Importing A Scrivener File Into A Genre Template

In April, I blogged about discovering Jami Gold’s Romance Template and beat sheet, and a friend of mine asked how to incorporate her work in progress. At the time, I didn’t have the answer but can give some insight now.

If you “Pantsed” your way through Camp NaNoWriMo with a romance project, Jami’s template is an excellent way to get organized and recharged. All those feverishly written chapters can be lassoed into a logical storytelling order, and free you to hone and polish. And if you Pants like me, sometimes all that free-flowing storytelling needs to be stitched together logically. A template gives you structure to tell the story with all the sections needed to make it engaging to your readers.

Here’s how I did it.

Make sure you have backups of your Work in Progress just in case.

If you’ve created a new Scrivener fiction document and chose a genre template, it will open up brand new and ready for writing.

adding template

If you already have a work in progress and want to import it into the new template, it will take a little time and patience, but will be well worth your effort. After creating the new document and giving it a brand new unique name, back it up. Next, you’ll want to import your previous work in.

Under FILE, you’ll scroll down to IMPORT, then choose SCRIVENER PROJECT…  Select the Scrivener file you want to import into the new template. Once it’s imported, it will be in a folder marked “Imported Project”, probably beneath your Trash Icon. Open the Imported Project folder to make sure you’ve imported the correct project, then SAVE.


See the bottom folder that says “Imported Project”? Mine had 122 items in it. Yours could have much, much more, or less, according to the size of your WIP.



If your new project file is in Bulletin Board, the Imported Project folder should look similar to the picture above.

Right away you can prune out things you don’t need. Here’s where you save yourself a lot of grief. Your Characters are already there, as are your Manuscript Pages, just waiting to be dragged into the corresponding sections of your Binder. Some research may need to recouped, so DO NOT overwrite your original Scrivener project until all your data has been checked. SAVE the old file just in case.

Now save and backup before you start dividing up your new template driven project.

If you spot an error, please let me know, or have suggestions. Unlike my husband and eldest son, I’m no IT expert and am just sharing what I’ve learned.

Jami Gold’s wonderful template that I used can be found here: Jami Gold’s Romance Writers New Scrivener Template





Using Scrivener Templates To “De-Pantser” Your Romance Writing


“Pantsing” a novel is fun, frustrating, and time-consuming. I thought pantsing would be liberating and allow me to please my muse, get a high word count, get my writing finished and ready to go to an editor. The trouble was stitching all the bits I’d written together as a cohesive narration. Wow. Something like trying to piece a quilt using discarded and discordant pieces of fabric.
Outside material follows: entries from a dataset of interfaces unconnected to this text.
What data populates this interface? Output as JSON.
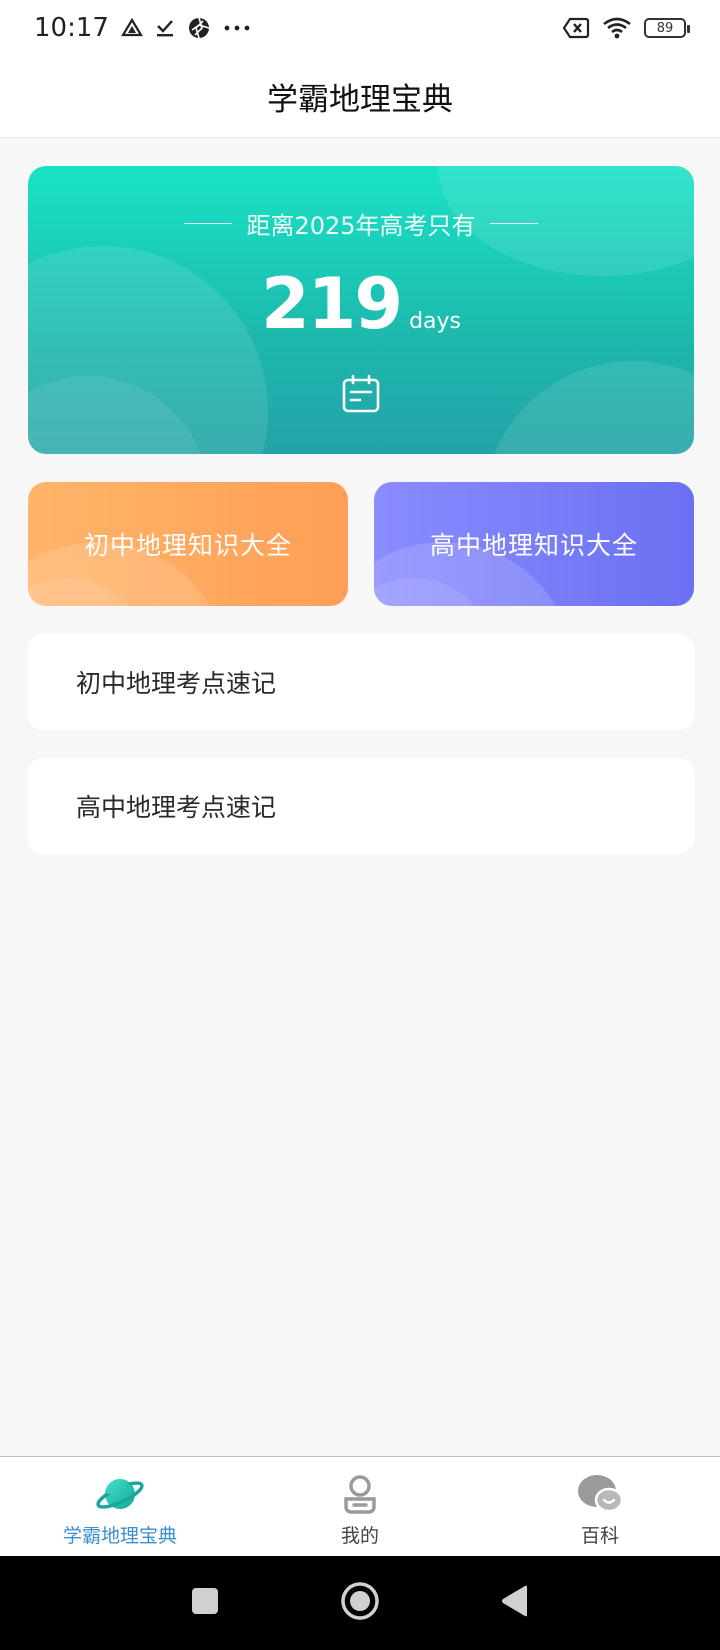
{
  "status_bar": {
    "time": "10:17",
    "battery_level": "89",
    "left_icons": [
      "drive-icon",
      "download-done-icon",
      "aperture-icon",
      "more-dots-icon"
    ],
    "right_icons": [
      "no-sim-icon",
      "wifi-icon",
      "battery-icon"
    ]
  },
  "header": {
    "title": "学霸地理宝典"
  },
  "countdown": {
    "heading": "距离2025年高考只有",
    "days": "219",
    "unit": "days",
    "icon": "calendar-icon",
    "colors": {
      "gradient_top": "#19e3c5",
      "gradient_bottom": "#23a3a7"
    }
  },
  "categories": [
    {
      "label": "初中地理知识大全",
      "color": "#ff9e56"
    },
    {
      "label": "高中地理知识大全",
      "color": "#6a70f2"
    }
  ],
  "list": [
    {
      "label": "初中地理考点速记"
    },
    {
      "label": "高中地理考点速记"
    }
  ],
  "tabbar": {
    "active_color": "#3a8fd0",
    "tabs": [
      {
        "label": "学霸地理宝典",
        "icon": "planet-icon",
        "active": true
      },
      {
        "label": "我的",
        "icon": "person-icon",
        "active": false
      },
      {
        "label": "百科",
        "icon": "chat-bubbles-icon",
        "active": false
      }
    ]
  },
  "system_nav": {
    "buttons": [
      "recents-button",
      "home-button",
      "back-button"
    ]
  }
}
In fact, that simile is what pantsing was like when my creative flow was out of control.

The bits often took a lot of editing to make them fit, and more than once got tossed to my Scrivener “Unused Scenes” folder, maybe to be used in another story. Getting edits back from editors, where I missed pantsed mistakes was frustrating. It was time to try something else.

Google and Scrivener template searched yielded a treasure trove. For every genre, there’s a template, or so it seems. Fantasy? Check. Romance? Check. The list goes on. Then there are Beat templates, and others, for free, just waiting for an order seeking writer to download.

More than one WIP (work in progress) had me stuck. My frustration with how little progress I’ve made was the catalyst to start using Scrivener templates to outline better.

Author Jami Gold created a Romance Scrivener Template, a template perfect for romance writers like me who need order in the face of chaos. I’ve started two new files for my WIPs, using her templates, and already see progress.

Check out Jami’s page with the Scrivener links here: Jami Gold’s Scrivener Romance Template

She also has a romance beat sheet to help you calculate, and this is invaluable during writing programs such NaNoWriMo or Kiss of Death Book in a Week. Find it on another Jami Gold page here: Jami Gold’s Romance Beat Sheet

Jami has a lot of rich, detailed, excellent information on honing and perfecting your craft, so a subscription to her blog is a must do for aspiring writers like me.

Not sure how to get the templates into Scrivener? Download the templates you need, open Scrivener to New Project, then open Options at the bottom, and Import Template. Find the template(s) in your Download folder, if that’s where you saved it to, then import it in.

adding template

Fiction Templates will show up when you choose Fiction for your new project, select the template you’ve uploaded, name your new WIP and save it to the folder you’ve selected. Sounds harder than it is. You’ll soon be a Planner, filling out the template as you write, or import old files from a previous source.